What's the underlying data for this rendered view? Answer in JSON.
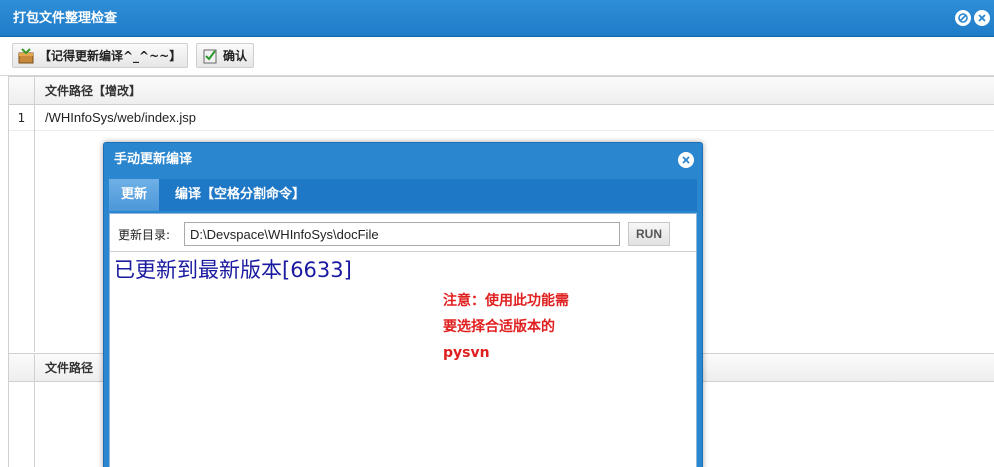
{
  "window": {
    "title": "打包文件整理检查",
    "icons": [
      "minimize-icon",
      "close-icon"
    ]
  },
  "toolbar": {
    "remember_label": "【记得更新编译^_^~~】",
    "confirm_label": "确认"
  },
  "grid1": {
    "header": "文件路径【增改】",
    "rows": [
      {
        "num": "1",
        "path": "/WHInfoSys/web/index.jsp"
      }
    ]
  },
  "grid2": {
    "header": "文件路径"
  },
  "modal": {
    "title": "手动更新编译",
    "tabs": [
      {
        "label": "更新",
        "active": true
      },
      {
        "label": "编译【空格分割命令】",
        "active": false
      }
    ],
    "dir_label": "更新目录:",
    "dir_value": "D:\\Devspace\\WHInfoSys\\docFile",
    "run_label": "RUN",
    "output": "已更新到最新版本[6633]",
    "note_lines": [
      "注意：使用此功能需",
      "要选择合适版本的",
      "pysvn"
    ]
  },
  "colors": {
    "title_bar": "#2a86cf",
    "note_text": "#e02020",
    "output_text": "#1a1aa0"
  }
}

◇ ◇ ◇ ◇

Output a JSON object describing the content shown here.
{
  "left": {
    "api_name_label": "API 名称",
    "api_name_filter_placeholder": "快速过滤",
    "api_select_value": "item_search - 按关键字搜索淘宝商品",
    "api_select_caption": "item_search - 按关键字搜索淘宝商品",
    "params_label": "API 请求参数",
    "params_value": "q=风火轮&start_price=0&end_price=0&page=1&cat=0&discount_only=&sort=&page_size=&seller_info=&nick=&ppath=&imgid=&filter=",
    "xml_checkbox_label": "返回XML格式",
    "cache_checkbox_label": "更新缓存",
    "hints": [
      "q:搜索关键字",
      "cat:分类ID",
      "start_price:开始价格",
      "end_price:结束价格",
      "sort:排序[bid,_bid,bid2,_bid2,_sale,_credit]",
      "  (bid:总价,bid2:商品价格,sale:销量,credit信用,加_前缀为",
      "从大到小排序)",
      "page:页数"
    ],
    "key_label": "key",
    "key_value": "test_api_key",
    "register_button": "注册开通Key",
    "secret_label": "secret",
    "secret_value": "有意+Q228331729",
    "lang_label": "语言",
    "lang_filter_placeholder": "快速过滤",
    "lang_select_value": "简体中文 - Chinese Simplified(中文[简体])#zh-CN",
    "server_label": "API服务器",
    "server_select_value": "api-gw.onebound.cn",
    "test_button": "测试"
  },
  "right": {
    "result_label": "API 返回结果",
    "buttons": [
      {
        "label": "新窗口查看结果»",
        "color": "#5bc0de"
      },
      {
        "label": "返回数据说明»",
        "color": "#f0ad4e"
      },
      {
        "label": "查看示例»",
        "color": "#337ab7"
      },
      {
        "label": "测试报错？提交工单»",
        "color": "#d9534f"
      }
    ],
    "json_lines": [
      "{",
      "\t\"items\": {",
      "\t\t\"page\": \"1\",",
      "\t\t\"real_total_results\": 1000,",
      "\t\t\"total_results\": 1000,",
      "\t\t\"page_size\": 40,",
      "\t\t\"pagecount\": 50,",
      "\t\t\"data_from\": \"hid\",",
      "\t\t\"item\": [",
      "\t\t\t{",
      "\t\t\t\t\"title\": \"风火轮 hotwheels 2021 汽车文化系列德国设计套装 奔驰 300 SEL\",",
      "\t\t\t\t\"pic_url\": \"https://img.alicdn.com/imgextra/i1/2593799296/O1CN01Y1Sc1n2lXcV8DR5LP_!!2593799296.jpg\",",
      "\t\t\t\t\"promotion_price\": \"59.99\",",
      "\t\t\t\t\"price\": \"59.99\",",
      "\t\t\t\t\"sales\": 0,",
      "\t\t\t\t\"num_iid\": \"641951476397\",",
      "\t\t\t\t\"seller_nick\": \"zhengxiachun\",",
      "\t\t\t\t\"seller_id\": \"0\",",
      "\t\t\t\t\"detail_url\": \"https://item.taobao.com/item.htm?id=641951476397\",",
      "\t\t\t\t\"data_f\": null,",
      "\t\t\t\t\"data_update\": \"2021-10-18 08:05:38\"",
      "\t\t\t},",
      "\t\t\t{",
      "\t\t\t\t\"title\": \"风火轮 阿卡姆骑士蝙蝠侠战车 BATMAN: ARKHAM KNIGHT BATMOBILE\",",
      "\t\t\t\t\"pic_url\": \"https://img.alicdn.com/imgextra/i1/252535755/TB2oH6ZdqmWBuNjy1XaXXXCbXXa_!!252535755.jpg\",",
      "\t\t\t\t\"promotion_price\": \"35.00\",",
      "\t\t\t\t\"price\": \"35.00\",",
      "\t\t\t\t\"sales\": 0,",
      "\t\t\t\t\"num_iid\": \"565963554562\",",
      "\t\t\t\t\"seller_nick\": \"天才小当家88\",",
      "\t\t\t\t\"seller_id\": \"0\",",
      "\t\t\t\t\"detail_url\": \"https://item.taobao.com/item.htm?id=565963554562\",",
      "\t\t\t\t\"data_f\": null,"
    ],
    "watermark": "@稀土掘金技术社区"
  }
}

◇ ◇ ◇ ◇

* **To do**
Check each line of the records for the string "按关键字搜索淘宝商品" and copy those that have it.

* **Expected answer**
    "api_select_value": "item_search - 按关键字搜索淘宝商品",
    "api_select_caption": "item_search - 按关键字搜索淘宝商品",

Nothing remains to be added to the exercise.